One morn­ing about 8am there was a screech­ing sound out­side my bed­room door. I opened it to find a dumpy fig­ure in a squashed white pan­cake hat wav­ing a men­tal machine gun. Her eyes lit on me like out of focus lasers. “You have been harass­ing my daugh­ter!!”, she shrieked. “Who, madam, is your daugh­ter?” mouthed my lips, unheard beneath the tor­rent of accu­sa­tions that poured forth for a solid ten min­utes. I picked through the men­tal cat­a­logue of women I might have, in the last decade, been tempted to harass if suf­fi­ciently drunk. It was sev­eral decades since I had been drunk, and any imag­in­able can­di­dates were some­where in Asia. It was a tough call. At last the falsetto ogre appeared at the shoul­der of the pan­cake hat’s owner. Aha. Now this was a mys­tery wrapped in an enigma. Of all the night­mares think­able in this life or the next, any vision of the ogre would def­i­nitely wake me in a cold sweat. Then at last I had a glim­mer of com­pre­hen­sion.

There was a mini exer­cise tram­po­line at the rear of the house where I did ten min­utes of ener­getic bounc­ing each morn­ing.
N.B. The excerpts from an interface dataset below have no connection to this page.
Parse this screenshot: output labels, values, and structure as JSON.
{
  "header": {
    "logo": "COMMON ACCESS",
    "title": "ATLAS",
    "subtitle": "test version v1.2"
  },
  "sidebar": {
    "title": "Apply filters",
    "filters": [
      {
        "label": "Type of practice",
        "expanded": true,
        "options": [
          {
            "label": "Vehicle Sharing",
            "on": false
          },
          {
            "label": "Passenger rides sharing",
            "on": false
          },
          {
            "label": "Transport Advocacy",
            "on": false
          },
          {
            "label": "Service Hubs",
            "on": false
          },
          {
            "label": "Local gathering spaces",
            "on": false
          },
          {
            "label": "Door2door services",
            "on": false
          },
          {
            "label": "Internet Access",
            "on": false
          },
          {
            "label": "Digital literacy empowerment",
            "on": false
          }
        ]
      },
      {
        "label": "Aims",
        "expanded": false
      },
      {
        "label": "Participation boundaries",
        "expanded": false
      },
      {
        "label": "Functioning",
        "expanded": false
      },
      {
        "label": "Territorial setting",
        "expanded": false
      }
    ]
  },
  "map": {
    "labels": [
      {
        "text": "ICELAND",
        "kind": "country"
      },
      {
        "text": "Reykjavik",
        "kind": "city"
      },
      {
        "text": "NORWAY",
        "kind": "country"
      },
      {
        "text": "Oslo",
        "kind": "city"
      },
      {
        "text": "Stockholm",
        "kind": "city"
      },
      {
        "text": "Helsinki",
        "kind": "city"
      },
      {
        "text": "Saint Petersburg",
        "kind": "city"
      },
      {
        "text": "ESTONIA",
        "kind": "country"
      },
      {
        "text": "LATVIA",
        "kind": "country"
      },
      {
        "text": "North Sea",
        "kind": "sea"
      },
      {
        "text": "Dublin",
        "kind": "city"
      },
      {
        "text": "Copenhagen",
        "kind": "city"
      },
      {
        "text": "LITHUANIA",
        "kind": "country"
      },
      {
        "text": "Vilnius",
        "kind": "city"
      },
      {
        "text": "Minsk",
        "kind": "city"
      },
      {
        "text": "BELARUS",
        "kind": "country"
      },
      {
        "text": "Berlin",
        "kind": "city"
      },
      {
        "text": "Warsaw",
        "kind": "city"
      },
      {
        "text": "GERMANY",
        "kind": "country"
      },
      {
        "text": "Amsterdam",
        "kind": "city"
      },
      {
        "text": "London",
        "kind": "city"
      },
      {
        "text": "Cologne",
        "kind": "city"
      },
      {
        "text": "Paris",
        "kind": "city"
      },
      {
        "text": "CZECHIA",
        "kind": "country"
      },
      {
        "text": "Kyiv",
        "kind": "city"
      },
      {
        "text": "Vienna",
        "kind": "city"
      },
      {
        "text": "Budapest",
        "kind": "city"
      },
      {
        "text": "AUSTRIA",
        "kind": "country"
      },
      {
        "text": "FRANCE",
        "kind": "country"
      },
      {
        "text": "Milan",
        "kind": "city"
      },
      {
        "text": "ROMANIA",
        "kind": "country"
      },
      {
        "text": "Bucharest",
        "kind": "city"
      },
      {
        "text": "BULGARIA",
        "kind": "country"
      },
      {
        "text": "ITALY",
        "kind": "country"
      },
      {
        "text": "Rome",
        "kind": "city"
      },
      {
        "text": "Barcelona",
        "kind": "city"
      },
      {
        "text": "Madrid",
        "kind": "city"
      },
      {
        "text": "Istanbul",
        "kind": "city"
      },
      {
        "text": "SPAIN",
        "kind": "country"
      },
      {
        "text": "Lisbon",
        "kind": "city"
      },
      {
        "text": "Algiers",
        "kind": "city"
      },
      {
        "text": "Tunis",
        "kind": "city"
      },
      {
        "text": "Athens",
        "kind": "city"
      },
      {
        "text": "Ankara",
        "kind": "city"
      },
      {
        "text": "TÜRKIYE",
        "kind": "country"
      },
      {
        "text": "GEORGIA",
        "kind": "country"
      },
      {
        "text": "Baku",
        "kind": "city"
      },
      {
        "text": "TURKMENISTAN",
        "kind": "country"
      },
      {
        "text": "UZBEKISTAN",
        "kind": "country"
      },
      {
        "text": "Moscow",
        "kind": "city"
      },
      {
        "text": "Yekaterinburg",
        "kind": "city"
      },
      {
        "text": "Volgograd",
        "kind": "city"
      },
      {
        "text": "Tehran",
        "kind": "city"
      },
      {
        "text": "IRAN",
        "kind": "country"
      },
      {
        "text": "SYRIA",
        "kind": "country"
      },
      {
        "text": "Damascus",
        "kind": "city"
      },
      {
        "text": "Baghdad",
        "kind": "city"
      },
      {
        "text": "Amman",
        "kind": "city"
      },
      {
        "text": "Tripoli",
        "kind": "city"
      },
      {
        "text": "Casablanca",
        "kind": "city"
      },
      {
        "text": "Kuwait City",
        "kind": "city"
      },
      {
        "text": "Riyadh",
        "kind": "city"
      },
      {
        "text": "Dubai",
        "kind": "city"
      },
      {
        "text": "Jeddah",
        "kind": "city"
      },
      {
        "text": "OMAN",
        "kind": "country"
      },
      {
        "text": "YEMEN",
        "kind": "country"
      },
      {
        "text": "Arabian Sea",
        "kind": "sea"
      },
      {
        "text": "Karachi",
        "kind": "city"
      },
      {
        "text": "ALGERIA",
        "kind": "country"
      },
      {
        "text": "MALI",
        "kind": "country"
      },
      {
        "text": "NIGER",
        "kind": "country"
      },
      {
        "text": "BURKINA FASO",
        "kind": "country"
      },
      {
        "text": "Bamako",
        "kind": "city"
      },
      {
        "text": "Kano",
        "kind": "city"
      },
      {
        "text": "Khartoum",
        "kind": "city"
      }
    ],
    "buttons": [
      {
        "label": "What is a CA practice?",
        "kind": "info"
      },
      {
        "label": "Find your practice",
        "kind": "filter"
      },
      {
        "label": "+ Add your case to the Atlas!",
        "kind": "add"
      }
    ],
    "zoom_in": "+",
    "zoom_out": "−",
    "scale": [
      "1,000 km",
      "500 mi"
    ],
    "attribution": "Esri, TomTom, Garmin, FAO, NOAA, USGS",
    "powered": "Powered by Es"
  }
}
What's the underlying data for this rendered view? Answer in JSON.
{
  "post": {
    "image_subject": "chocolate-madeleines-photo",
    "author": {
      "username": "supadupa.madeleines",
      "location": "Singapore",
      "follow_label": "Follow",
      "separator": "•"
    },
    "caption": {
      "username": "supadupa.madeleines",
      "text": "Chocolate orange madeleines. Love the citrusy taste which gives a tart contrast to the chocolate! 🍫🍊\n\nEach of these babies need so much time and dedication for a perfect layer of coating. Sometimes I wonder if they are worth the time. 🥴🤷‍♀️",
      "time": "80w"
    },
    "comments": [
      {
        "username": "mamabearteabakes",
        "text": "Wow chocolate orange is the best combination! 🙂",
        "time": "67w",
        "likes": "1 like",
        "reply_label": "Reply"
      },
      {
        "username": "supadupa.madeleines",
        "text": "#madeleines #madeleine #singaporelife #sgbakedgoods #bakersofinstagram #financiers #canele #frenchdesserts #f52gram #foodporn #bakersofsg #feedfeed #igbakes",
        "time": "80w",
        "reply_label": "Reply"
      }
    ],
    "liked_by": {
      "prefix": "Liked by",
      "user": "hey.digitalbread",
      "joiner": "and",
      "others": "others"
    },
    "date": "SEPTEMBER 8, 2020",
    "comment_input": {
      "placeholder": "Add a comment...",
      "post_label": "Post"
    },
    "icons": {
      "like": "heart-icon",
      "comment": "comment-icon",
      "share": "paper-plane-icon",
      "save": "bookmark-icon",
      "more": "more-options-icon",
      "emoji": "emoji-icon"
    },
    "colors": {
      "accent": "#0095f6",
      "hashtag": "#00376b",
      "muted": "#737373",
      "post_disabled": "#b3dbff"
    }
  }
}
At my back there was the laundry-cum-ogre’s bath­room with a small frosted pane win­dow. A cou­ple of weeks before the ogre had com­plained to the land­lady that I was spy­ing on her, pre­sum­ably with X-ray vision from the back of my head through the frosted glass. It was bizarre, but to save argu­ment the land­lady and I moved the tram­po­line a few meters away. That should have been the end of it. Appar­ently the ogre’s imag­i­na­tion had con­tin­ued to fes­ter and mummy had come to slay evil. She had, how­ever, for­got­ten to bring her light saber. So she wanted Darth Vader? Orright, bring it on. Being 168cm, it’s a bit hard to tower over any­one (eas­ier to play Yoda actu­ally) but I took a deep breath and prac­ticed look­ing dis­dain­ful. With each slow step I took for­ward, the avengers took a step back, though the pan­cake hat’s shriek never paused to draw breath. Step by step, back through the house, down the stairs, to the side of the devil machine tram­po­line. At last, as the pan­cake hat choked on her bile for a moment, I spoke. “Mad peo­ple”, I declared coldly, turned my back and walked away. There was an eerie silence in the house. A splin­ter of ice had plunged into their hearts. The pan­cake hat dis­ap­peared, and forever after the ogre fled when she heard me com­ing. A while later she moved out. It wasn’t too long before I moved out too, but that is another story about a venge­ful cat super­vi­sor.

Leave a Reply